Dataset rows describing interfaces
---------------

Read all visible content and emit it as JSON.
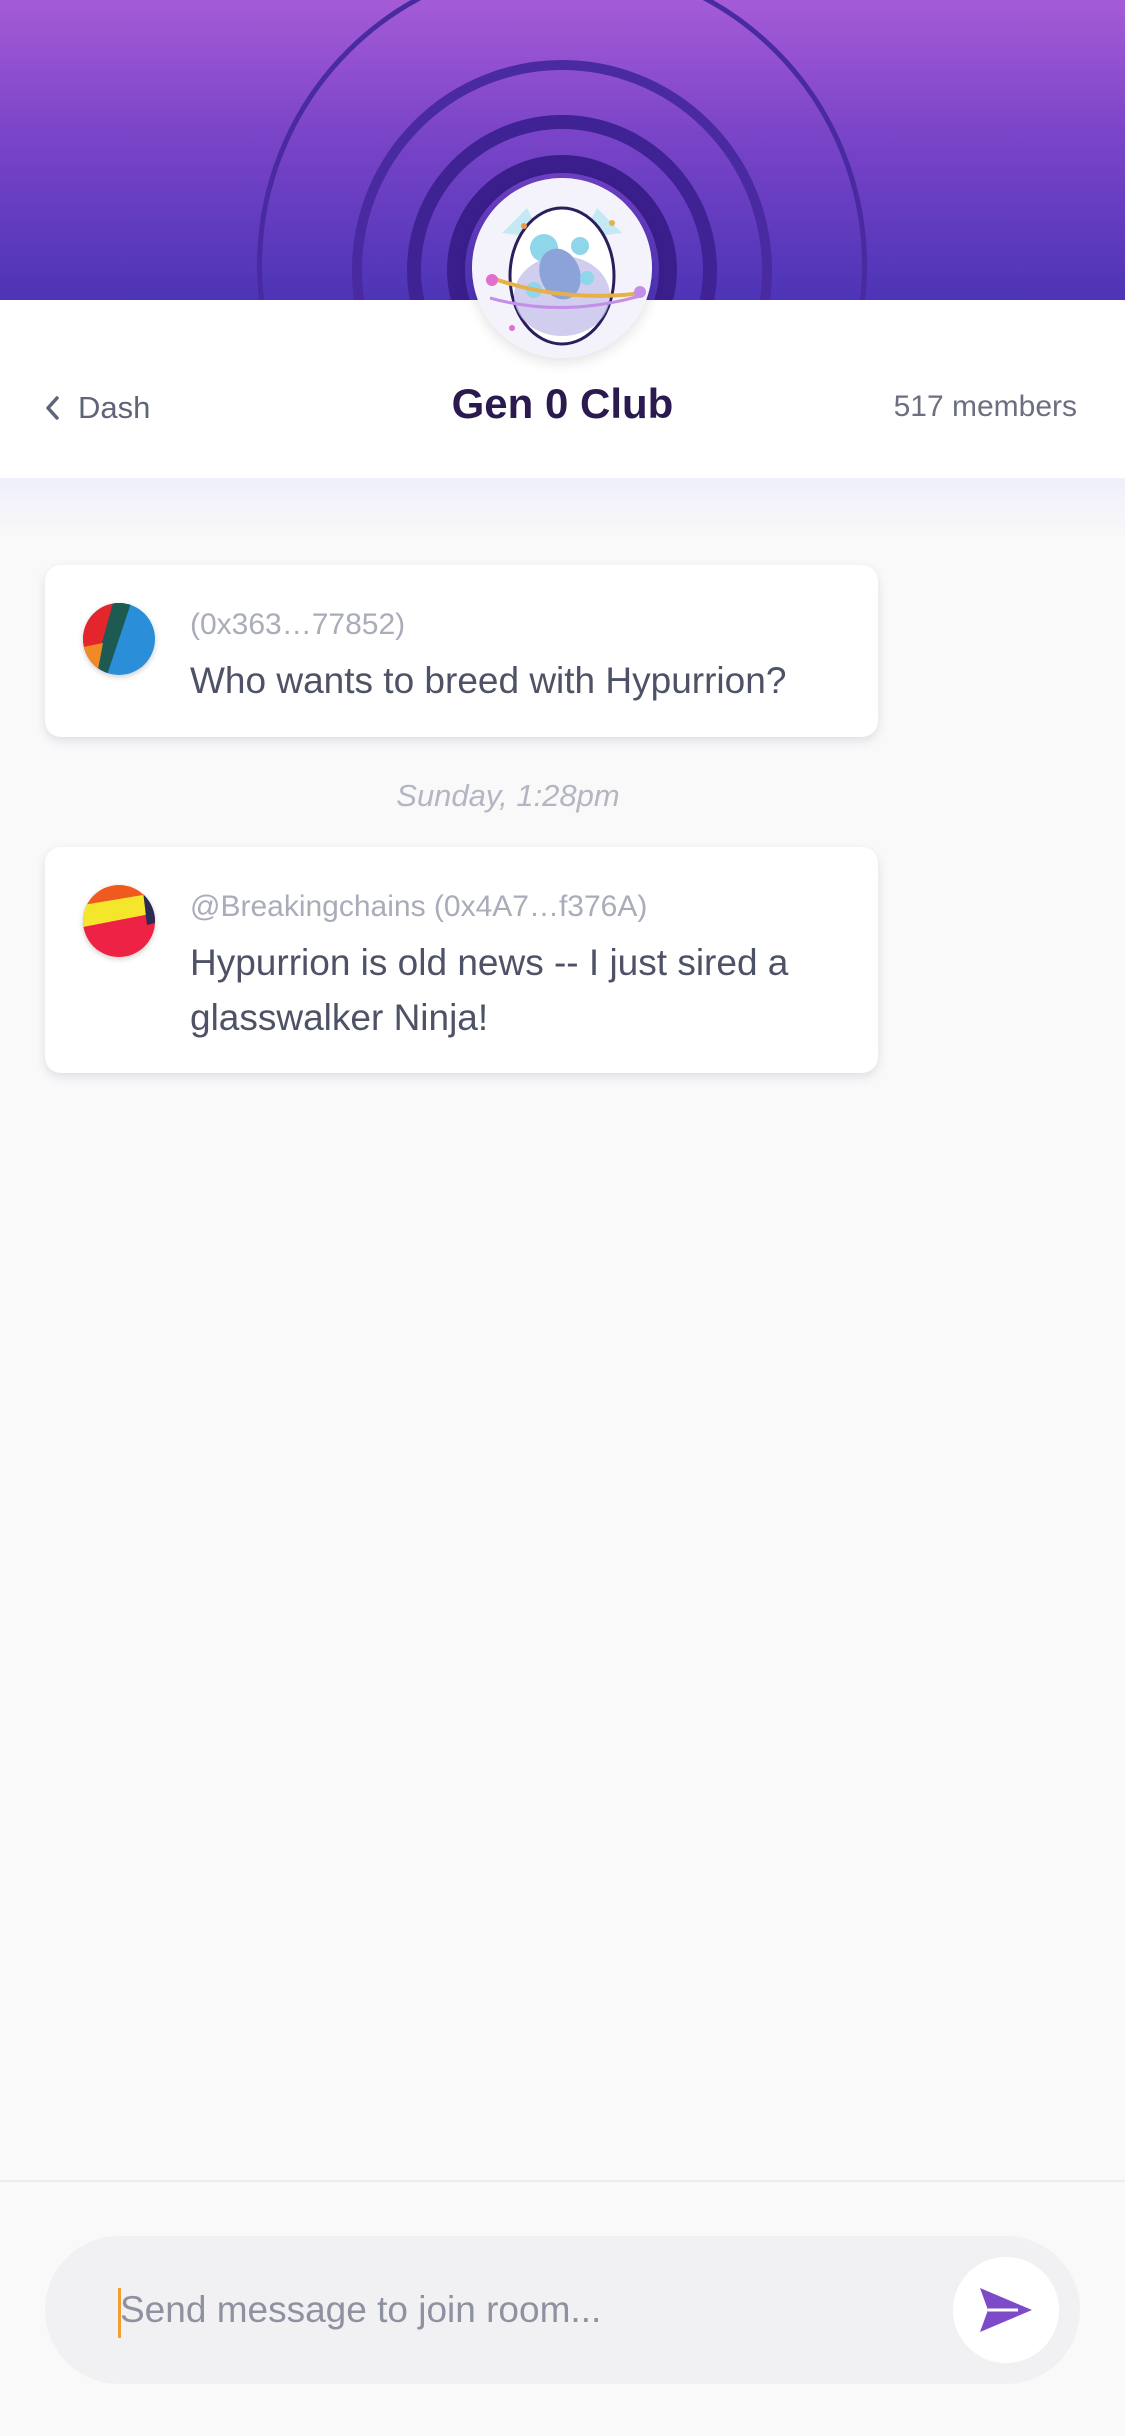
{
  "header": {
    "back_label": "Dash",
    "title": "Gen 0 Club",
    "member_count": "517 members",
    "banner_colors": {
      "top": "#a55bd6",
      "bottom": "#4d34b6",
      "rings": "#4a2aa0"
    },
    "avatar_icon": "egg-icon"
  },
  "messages": [
    {
      "author": "(0x363…77852)",
      "text": "Who wants to breed with Hypurrion?",
      "avatar_icon": "user-avatar"
    },
    {
      "author": "@Breakingchains (0x4A7…f376A)",
      "text": "Hypurrion is old news -- I just sired a glasswalker Ninja!",
      "avatar_icon": "user-avatar"
    }
  ],
  "timestamp": "Sunday, 1:28pm",
  "composer": {
    "placeholder": "Send message to join room...",
    "value": "",
    "send_icon": "send-icon",
    "accent_color": "#7d4ac8"
  }
}
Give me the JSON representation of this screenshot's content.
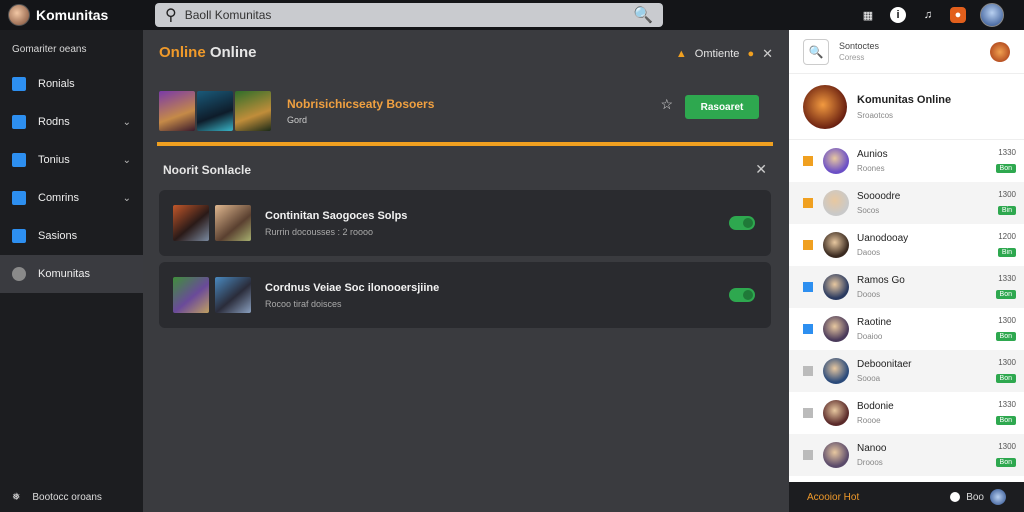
{
  "app": {
    "title": "Komunitas"
  },
  "search": {
    "placeholder": "Baoll Komunitas"
  },
  "topbar": {
    "icons": [
      "puzzle-icon",
      "info-icon",
      "music-icon",
      "notification-icon"
    ]
  },
  "sidebar": {
    "header": "Gomariter oeans",
    "items": [
      {
        "label": "Ronials",
        "icon": "chart-icon",
        "chevron": false
      },
      {
        "label": "Rodns",
        "icon": "check-icon",
        "chevron": true
      },
      {
        "label": "Tonius",
        "icon": "flag-icon",
        "chevron": true
      },
      {
        "label": "Comrins",
        "icon": "chat-icon",
        "chevron": true
      },
      {
        "label": "Sasions",
        "icon": "link-icon",
        "chevron": false
      },
      {
        "label": "Komunitas",
        "icon": "user-circle-icon",
        "chevron": false,
        "active": true
      }
    ],
    "footer": "Bootocc oroans"
  },
  "main": {
    "title_highlight": "Online",
    "title_rest": " Online",
    "header_right": "Omtiente",
    "feature": {
      "title": "Nobrisichicseaty Bosoers",
      "sub": "Gord",
      "button": "Rasoaret"
    },
    "section_title": "Noorit Sonlacle",
    "cards": [
      {
        "title": "Continitan Saogoces Solps",
        "sub": "Rurrin docousses : 2 roooo"
      },
      {
        "title": "Cordnus Veiae Soc ilonooersjiine",
        "sub": "Rocoo tiraf doisces"
      }
    ]
  },
  "right_panel": {
    "header_title": "Sontoctes",
    "header_sub": "Coress",
    "profile": {
      "name": "Komunitas Online",
      "status": "Sroaotcos"
    },
    "friends": [
      {
        "name": "Aunios",
        "sub": "Roones",
        "time": "1330",
        "badge": "Bon",
        "sq_color": "#f0a020",
        "av": "#6b4fc6"
      },
      {
        "name": "Soooodre",
        "sub": "Socos",
        "time": "1300",
        "badge": "Bin",
        "sq_color": "#f0a020",
        "av": "#c9c9c9"
      },
      {
        "name": "Uanodooay",
        "sub": "Daoos",
        "time": "1200",
        "badge": "Bin",
        "sq_color": "#f0a020",
        "av": "#3a2a20"
      },
      {
        "name": "Ramos Go",
        "sub": "Dooos",
        "time": "1330",
        "badge": "Bon",
        "sq_color": "#2d8ff0",
        "av": "#2a3a60"
      },
      {
        "name": "Raotine",
        "sub": "Doaioo",
        "time": "1300",
        "badge": "Bon",
        "sq_color": "#2d8ff0",
        "av": "#4a3a5a"
      },
      {
        "name": "Deboonitaer",
        "sub": "Soooa",
        "time": "1300",
        "badge": "Bon",
        "sq_color": "#bbbbbb",
        "av": "#2a4a7a"
      },
      {
        "name": "Bodonie",
        "sub": "Roooe",
        "time": "1330",
        "badge": "Bon",
        "sq_color": "#bbbbbb",
        "av": "#5a2a2a"
      },
      {
        "name": "Nanoo",
        "sub": "Drooos",
        "time": "1300",
        "badge": "Bon",
        "sq_color": "#bbbbbb",
        "av": "#5a4a6a"
      }
    ]
  },
  "right_footer": {
    "label": "Acooior Hot",
    "value": "Boo"
  }
}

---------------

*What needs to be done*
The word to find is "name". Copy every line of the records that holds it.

*Task solution*
      "name": "Komunitas Online",
        "name": "Aunios",
        "name": "Soooodre",
        "name": "Uanodooay",
        "name": "Ramos Go",
        "name": "Raotine",
        "name": "Deboonitaer",
        "name": "Bodonie",
        "name": "Nanoo",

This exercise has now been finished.